somewhere. They ran like they were scared to death. BUT NOTHING WAS
HAPPENING IN NEW YORK. I saw an old lady with garbage cans, filling them
with water. Everybody seemed scared to death. Some people looked dazed.
The streets seemed filled with loud speakers. It wasn't daylight. It was
night. I saw, like the next day, and everything was topsy turvy. Loud
speakers again about fuel tanks broken in areas-shortage of oil. People
seemed to be looting markets.
OREGON, WASHINGTON, THE DAKOTAS, MISSOURI,
I saw a lot of places that seemed safe, and people were not scared.
Especially the rural areas. Here everything was almost as if nothing had
happened. People seemed headed to these places some on foot, some in cars
(that still had fuel). I heard-or somehow I knew- that somewhere in the
Atlantic land had come up. A lot of land. I was getting awful tired. I
wanted to wake up I wanted to go back to the girl-to know where she
was-she and those two kids. I found myself back in Hollywood-and it was
still 4:29. I wasn't up on Big Bear then- I was perched over Hollywood. I
was just there. It seemed perfectly natural in my dream.
TV, RADIO, HAM OPERATORS
I could hear now. I could hear, someplace, a radio station blasting
out-telling people not to panic. They were dying in the streets. There
were picture stations with movies-some right in Hollywood-these were
carrying on, with all the shaking. One fellow ( in the picture (TV)
station) was a little short guy who should have been scared to death. But
he wasn't. He kept shouting and reading instructions. Something about
helicopters or planes would go over-some kind of planes-but I knew they
Things were happening in the atmosphere. The waves were rushing up now.
Waves. Such waves. Nightmare waves. Then, I saw again, Boulder Dam, going
down...pushing together, pushing together breaking apart-No, Grand Canyon
was pushing together, and Boulder Dam was breaking apart. It was still
daylight. All these radio stations went off at the same time-Boulder Dam
had broken. I wondered how everybody would know about it-people back East.
That was when I saw the "ham radio operators". I saw them in the oddest
places, as if I were right there with them. Like the little guy with
glasses. They kept sounding the alarm. One kept saying: "This is
California. We are going into the sea. This is California. We are going
into the sea.. Get to the high places. Get to the mountains. All states
west-this is California. We are going to the - We are going to the" - I
thought he was going to say" sea". But I could see him. He was inland, but
the waters had come in. His hand was still clinging to the table, he was
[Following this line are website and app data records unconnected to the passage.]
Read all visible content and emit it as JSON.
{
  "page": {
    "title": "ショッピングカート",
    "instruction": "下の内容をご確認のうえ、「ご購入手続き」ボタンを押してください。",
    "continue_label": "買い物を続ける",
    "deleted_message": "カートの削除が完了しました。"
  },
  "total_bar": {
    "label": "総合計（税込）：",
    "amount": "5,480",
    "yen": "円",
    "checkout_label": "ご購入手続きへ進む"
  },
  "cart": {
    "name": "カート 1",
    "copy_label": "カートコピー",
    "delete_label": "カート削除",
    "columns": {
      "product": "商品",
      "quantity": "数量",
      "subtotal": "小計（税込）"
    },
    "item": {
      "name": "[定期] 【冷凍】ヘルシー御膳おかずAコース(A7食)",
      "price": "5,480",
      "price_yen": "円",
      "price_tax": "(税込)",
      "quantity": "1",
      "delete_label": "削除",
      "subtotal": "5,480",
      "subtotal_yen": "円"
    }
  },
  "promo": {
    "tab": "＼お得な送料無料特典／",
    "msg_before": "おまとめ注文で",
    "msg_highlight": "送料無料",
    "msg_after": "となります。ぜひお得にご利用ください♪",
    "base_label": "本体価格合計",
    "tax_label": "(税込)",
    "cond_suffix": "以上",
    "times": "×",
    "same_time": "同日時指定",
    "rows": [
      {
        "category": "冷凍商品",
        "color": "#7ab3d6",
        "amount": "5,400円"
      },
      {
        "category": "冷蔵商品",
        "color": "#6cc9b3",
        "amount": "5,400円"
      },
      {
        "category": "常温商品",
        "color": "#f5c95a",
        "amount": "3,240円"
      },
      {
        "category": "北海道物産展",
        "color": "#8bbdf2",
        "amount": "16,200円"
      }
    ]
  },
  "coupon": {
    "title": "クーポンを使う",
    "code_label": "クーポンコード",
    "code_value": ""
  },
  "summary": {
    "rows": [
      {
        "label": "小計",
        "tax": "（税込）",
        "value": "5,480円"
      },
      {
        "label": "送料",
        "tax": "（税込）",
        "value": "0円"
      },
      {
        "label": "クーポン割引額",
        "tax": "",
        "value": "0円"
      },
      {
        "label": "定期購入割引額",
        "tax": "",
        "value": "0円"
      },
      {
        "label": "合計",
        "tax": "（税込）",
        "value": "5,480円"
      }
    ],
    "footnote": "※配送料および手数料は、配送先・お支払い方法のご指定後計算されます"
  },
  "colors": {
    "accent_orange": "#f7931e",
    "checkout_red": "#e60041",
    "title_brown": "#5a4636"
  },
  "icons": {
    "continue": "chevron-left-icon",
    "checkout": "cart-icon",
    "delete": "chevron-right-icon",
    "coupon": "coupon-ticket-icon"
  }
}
trying to get up, so that once again he could say: "This is California we
are going into the sea. This is California we are going into the sea." I
seemed to hear this, over and over, for what seemed hours-just those
They kept it up until the last minute-all of them-calling out "Get to the
Mountains-This is California.-We are going into the sea." I woke up. It
didn't seem as if I had been dreaming. I have never been so tired. For a
minute or two, I thought it had happened. I wondered about two things. I
hadn't seen all what happened to Fresno (his home) and I hadn't found out
what happened to that girl. I've been thinking about it all morning. I'm
going home tomorrow. It was just a dream. It was nothing more.
Nobody in the future on Hollywood Blvd. is going to be wearing
earrings-and those beards. Nothing like that is ever going to happen. That
girl was so real to me-that girl with those two kids. It won't ever
happen-but if it did, how could I tell her (maybe she isn't even born yet)
to move away from California when she has her twins-and she can't be on
the Blvd. that day. She was so real!
The other thing-those ham operators-hanging on like that-over and
over-saying the same thing: " This is California. We are going into the
sea. This is California. We are going into the sea. Get to the mountains.
Get to the hilltops. California, Nevada Colorado, Arizona, Utah. This is
California. We are going into the sea." I guess I'll hear that for days.
This vision was
written by Joe Brandt, age 17, while recovering from a brain concussion in
a Fresno, California hospital in 1937. Previously published in "California
Super quake 1975-1977?" by Paul James. Again published in "When
the Comet Runs" by Tom Kay, 1997